Exercise goal: Go through the material and copy each line that includes "xlabel".

Given records:
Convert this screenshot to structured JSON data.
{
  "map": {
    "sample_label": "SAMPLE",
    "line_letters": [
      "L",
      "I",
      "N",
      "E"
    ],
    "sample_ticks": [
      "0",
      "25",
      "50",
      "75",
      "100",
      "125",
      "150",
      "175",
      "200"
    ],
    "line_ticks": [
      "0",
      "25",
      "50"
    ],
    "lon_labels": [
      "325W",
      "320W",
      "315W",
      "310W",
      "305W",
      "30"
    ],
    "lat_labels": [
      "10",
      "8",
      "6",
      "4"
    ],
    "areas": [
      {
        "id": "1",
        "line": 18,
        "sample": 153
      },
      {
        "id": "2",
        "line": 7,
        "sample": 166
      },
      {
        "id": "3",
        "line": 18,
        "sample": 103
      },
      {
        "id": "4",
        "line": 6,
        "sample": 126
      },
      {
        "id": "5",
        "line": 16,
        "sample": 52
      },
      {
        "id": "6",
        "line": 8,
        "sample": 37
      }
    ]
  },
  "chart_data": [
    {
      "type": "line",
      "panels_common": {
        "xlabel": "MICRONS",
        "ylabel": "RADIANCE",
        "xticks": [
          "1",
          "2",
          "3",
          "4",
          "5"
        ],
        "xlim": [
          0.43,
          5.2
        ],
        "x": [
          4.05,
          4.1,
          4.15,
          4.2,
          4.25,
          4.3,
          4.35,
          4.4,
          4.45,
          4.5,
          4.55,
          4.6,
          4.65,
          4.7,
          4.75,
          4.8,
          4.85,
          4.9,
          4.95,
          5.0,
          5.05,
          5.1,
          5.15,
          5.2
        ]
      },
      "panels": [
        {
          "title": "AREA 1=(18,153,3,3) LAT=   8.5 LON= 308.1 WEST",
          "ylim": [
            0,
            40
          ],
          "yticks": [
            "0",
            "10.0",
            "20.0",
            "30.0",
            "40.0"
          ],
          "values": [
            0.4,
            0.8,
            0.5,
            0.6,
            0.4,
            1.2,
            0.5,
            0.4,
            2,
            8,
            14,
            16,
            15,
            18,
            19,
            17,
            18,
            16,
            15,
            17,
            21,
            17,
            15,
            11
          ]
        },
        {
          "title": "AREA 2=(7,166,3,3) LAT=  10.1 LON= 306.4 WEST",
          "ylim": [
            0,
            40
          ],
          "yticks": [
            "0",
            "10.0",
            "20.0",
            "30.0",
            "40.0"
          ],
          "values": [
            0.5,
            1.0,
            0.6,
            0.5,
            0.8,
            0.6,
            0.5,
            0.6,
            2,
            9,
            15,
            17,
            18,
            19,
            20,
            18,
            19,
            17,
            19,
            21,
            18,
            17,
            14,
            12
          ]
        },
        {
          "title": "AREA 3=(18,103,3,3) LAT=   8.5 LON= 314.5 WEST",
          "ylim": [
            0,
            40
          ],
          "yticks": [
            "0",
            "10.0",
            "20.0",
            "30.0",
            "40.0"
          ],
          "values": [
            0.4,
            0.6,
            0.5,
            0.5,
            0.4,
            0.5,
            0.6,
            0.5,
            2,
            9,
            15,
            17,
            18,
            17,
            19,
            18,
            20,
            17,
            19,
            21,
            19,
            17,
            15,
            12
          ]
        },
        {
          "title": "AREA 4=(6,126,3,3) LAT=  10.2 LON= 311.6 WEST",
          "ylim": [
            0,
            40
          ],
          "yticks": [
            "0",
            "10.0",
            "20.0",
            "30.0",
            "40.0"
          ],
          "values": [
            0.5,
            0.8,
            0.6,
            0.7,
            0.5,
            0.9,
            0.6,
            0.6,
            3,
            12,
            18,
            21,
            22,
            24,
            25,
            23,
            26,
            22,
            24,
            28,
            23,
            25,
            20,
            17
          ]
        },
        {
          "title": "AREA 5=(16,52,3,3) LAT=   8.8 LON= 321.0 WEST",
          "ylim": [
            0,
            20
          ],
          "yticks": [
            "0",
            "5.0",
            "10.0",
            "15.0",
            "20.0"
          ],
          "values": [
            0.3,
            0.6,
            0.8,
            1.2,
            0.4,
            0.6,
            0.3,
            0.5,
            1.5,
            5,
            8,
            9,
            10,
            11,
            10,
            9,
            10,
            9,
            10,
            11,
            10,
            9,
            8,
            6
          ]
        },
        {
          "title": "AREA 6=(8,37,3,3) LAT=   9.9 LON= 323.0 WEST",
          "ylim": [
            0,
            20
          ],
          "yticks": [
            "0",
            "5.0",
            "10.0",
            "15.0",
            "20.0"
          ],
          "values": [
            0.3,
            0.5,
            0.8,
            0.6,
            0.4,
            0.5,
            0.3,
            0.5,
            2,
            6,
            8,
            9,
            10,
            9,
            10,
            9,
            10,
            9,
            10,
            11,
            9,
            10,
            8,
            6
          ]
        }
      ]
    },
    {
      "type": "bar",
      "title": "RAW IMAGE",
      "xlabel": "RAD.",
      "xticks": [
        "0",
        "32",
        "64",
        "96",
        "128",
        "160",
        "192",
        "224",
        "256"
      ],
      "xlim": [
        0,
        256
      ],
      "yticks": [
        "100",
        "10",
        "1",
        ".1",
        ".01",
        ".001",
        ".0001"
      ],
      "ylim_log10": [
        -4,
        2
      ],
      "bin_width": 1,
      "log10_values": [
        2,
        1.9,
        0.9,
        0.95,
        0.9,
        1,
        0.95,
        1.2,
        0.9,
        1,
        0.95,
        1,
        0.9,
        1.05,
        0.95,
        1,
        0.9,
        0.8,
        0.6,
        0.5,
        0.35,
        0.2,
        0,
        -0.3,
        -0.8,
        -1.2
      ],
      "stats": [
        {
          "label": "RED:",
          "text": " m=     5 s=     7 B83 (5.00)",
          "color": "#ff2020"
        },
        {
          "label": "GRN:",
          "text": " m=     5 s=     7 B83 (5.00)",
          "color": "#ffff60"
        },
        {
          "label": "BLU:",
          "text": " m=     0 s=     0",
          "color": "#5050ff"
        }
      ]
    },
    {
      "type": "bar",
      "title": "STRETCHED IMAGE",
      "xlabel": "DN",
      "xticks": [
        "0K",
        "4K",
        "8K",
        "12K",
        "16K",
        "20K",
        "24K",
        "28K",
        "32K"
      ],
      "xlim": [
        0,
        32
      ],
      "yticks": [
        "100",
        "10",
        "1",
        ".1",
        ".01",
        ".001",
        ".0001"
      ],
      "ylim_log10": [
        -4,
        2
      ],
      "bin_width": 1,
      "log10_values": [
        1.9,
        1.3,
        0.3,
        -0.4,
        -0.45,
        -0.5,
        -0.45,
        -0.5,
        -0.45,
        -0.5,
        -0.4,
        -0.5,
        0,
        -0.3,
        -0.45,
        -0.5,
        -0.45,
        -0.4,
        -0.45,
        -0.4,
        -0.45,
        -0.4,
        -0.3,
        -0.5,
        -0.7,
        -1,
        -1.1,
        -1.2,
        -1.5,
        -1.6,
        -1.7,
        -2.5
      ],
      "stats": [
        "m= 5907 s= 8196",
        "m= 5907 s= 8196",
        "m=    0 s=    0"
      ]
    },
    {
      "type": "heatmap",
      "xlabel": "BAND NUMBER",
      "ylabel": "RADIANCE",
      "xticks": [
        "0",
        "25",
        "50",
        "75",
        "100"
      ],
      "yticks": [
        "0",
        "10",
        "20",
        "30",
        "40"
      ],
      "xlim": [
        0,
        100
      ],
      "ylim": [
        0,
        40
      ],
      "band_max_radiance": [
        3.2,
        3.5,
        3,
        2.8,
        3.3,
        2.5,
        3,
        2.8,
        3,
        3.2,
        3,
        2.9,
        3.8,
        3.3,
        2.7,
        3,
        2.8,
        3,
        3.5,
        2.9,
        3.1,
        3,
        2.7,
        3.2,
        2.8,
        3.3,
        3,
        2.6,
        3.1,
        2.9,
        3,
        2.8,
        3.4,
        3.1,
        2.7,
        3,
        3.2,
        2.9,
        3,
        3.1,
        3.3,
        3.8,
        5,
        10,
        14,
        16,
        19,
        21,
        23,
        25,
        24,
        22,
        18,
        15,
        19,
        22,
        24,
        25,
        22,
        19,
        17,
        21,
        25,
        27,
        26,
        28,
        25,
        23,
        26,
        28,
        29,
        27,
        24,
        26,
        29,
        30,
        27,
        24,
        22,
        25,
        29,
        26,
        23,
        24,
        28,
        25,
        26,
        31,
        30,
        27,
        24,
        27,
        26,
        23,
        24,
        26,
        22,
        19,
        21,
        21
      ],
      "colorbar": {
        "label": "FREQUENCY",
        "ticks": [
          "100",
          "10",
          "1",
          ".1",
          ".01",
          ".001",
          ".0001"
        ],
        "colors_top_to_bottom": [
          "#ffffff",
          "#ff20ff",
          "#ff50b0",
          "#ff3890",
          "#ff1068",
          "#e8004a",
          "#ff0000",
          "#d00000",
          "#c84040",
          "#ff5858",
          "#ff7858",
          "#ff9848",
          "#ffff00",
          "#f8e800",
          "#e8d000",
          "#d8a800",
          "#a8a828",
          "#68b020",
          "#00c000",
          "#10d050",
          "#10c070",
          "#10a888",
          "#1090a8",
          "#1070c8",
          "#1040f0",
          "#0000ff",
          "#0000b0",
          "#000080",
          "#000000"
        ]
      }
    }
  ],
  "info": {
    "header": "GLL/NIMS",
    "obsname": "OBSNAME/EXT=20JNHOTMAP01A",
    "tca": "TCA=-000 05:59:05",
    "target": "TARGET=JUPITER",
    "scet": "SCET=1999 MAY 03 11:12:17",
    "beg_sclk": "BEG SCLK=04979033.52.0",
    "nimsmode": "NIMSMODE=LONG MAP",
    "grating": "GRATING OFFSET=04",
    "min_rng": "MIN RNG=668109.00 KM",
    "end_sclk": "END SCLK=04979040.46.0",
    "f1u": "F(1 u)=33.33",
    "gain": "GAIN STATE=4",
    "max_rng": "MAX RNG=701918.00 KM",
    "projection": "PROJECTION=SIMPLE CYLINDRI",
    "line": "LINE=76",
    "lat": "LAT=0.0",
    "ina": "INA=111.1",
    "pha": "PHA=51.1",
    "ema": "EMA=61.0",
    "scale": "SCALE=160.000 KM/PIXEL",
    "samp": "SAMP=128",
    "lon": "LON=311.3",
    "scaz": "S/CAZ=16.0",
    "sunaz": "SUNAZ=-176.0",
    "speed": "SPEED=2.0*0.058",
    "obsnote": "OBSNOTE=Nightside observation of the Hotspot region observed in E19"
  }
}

Exercise response:
        "xlabel": "MICRONS",
      "xlabel": "RAD.",
      "xlabel": "DN",
      "xlabel": "BAND NUMBER",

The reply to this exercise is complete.